UK manufacturing PMI rose to survey record high at the start of 2011. Rates of expansion in UK manufacturing new orders and employment accelerated to reach levels without precedent in the nineteen-year survey history in January, leading to near-record growth in output.
However, inflationary pressures continued to build, as input costs and output prices also rose at, or near to, series record highs. At 62.0 in January, from an upwardly revised reading of 58.7 in December, the seasonally adjusted Markit/CIPS UK Manufacturing PMIï¿½ rose to a record high. The PMI has remained above the 50.0 mark throughout the past year-and-a-half.
Manufacturing production rose for the twentieth consecutive month in January, underpinned by faster inflows of incoming new work. Growth of output hit a survey record high in the consumer goods sector, but also accelerated at both capital and intermediate goods producers.
Companies reported improved demand from both domestic and overseas markets, while new product launches, successful promotional activity and client restocking also contributed to new order growth. The rate of increase in new export orders was amongst the fastest in the series history. Latest growth reflected higher sales to the US, emerging markets, Scandinavia and Australia.
Manufacturing employment increased for the tenth successive month in January. Companies linked jobs growth to rising production requirements, improved market conditions, business development and the launch of new product lines. Part of the increase reflected efforts to combat rising levels of outstanding business, as backlogs accumulated for the third month in a row.

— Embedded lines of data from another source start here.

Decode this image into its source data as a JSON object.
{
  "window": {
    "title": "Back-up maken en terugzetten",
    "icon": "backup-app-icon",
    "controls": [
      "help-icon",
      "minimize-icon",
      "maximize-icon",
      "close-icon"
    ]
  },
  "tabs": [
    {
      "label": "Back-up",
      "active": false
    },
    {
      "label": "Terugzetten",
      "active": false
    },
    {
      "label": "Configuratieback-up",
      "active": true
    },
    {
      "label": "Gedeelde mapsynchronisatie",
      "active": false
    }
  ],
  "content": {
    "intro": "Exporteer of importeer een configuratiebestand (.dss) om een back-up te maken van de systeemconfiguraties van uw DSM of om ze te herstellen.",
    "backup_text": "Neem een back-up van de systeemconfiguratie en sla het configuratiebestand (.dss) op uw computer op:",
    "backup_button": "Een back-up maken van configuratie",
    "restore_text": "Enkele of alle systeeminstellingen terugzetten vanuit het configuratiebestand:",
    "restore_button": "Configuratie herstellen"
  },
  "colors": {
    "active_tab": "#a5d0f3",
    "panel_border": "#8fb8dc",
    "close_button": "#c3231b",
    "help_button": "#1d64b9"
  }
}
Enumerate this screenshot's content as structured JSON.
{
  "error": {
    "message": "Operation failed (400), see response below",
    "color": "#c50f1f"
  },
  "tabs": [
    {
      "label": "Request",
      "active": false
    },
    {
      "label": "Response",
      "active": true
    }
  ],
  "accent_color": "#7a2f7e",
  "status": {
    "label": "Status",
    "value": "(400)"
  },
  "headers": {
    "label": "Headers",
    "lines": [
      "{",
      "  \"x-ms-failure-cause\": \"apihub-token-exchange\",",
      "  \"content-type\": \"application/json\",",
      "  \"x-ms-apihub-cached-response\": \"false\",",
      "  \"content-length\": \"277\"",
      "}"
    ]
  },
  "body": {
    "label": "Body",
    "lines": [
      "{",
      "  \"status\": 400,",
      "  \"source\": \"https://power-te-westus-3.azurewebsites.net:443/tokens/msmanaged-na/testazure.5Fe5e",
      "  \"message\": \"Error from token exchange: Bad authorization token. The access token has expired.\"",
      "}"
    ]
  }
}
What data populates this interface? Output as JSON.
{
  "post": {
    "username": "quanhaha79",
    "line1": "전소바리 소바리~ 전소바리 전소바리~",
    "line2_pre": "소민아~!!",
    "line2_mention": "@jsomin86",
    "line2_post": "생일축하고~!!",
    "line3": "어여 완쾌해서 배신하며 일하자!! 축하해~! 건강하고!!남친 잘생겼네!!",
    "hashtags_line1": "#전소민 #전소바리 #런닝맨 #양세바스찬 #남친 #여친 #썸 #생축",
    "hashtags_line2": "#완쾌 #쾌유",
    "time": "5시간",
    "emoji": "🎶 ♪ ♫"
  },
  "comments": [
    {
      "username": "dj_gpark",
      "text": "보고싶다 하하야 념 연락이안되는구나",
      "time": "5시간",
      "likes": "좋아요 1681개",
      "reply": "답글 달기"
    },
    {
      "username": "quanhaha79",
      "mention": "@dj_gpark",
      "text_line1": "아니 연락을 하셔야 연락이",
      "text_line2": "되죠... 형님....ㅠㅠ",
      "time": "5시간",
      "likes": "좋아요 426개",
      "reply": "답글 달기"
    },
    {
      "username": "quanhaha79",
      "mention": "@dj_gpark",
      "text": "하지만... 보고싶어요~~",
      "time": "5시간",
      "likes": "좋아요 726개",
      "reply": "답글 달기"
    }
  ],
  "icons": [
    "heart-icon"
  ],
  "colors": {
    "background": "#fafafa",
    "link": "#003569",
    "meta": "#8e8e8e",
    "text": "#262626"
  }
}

Inflationary pressures continued to build in January, with substantial increases signalled for both input costs and factory gate prices.
Average purchase prices rose at the steepest pace in the survey history, with over three-fifths of companies reporting an increase. Manufacturers indicated a vast array of inputs had risen in price, including chemicals, cotton, energy, food products, metals, packaging, paper and timber.
Average output prices rose for the fifteenth successive month in January, mainly reflecting increased input costs. This was further highlighted by the sectors reporting the steepest inflation of output prices – Chemicals & Plastics, Timber & Paper, Food & Drink and Textiles & Clothing – also seeing the sharpest increases in costs.
Rising output requirements and efforts to protect against expected future price increases led to a near survey record increase in purchasing activity. Subsequently, holdings of raw materials rose at the quickest rate since data were first collected in January 1992. Meanwhile, stronger demand for raw materials led to a marked increase in vendor lead times, as sellers markets continued for certain inputs.